MOAA was founded in Los Angeles, California on February 23, 1929. The early leaders of the association hoped that by uniting they could provide assistance and guidance to other military officers. This concern for others fostered natural brotherly relationships between members of all branches of the uniformed services.
At the start of World War II, the leaders of MOAA realized that they had to reorganize and grow to become an effective force on behalf of their members. In what turned out to be a wise move, MOAA moved to Washington, DC, in 1944 with a membership of 2,600.

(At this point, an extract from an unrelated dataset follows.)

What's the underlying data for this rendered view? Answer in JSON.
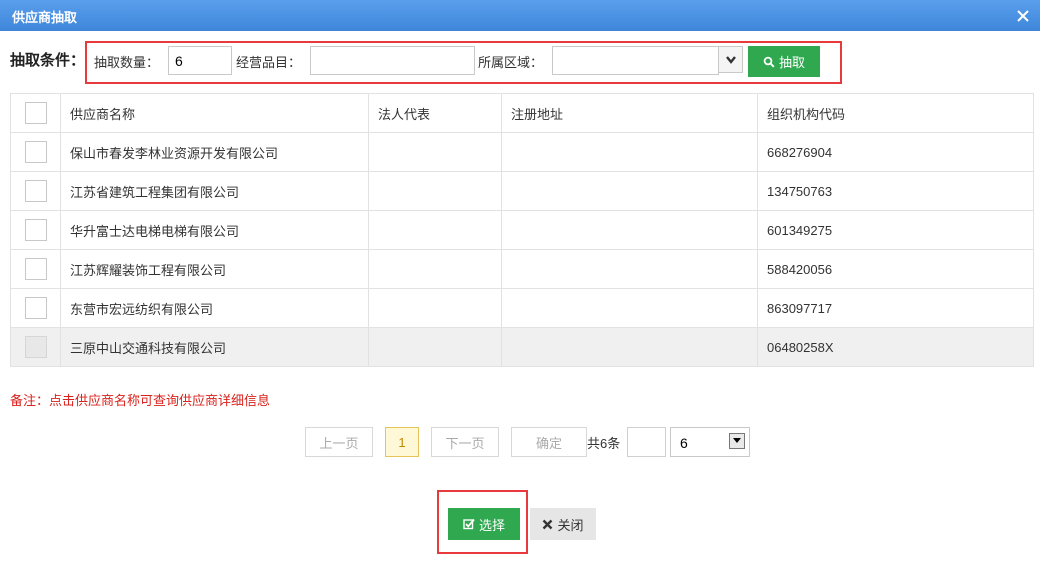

After a member vote in September 2002, the association changed its name from The Retired Officers Association (TROA) to Military Officers Association of America (MOAA), on January 1, 2003. By an act of Congress in 2009, MOAA obtained a federal charter. This gave MOAA an expression of congressional support for all of the group’s activities as a veterans service organization. It also allowed all state-level MOAA affiliates to represent veterans on Governor-level Veterans Advisory Councils.
Today, MOAA has more than 350,000 members and is the nation’s largest association of military officers. MOAA’s focus has also grown to include career transition assistance, member product enhancement, military benefits counseling, education assistance for children of families of military (including enlisted) and a strong involvement in military professionalism activities.
The association is governed by a Board of Directors made up of 36 officers from all seven uniformed services. Four of the association’s national officers – the chair of the board and three vice-chairs – are elected by the board. The president, chief financial officer and secretary are also elected as officers of the association by the board of directors (apart from the board members), all of whom are professional and salaried staff of MOAA.
The President and People Managers conduct their day-to-day operations from the corporate headquarters in Alexandria, Virginia.
Membership is open to active duty, National Guard, Reserve, retired, and former officers and NCOs of the following uniformed services: Army, Marine Corps, Navy, Air Force, Space Force , Coast Guard, Public Health Service and National Oceanic and Atmospheric Administration.
Memberships are also available for surviving spouses of deceased officers.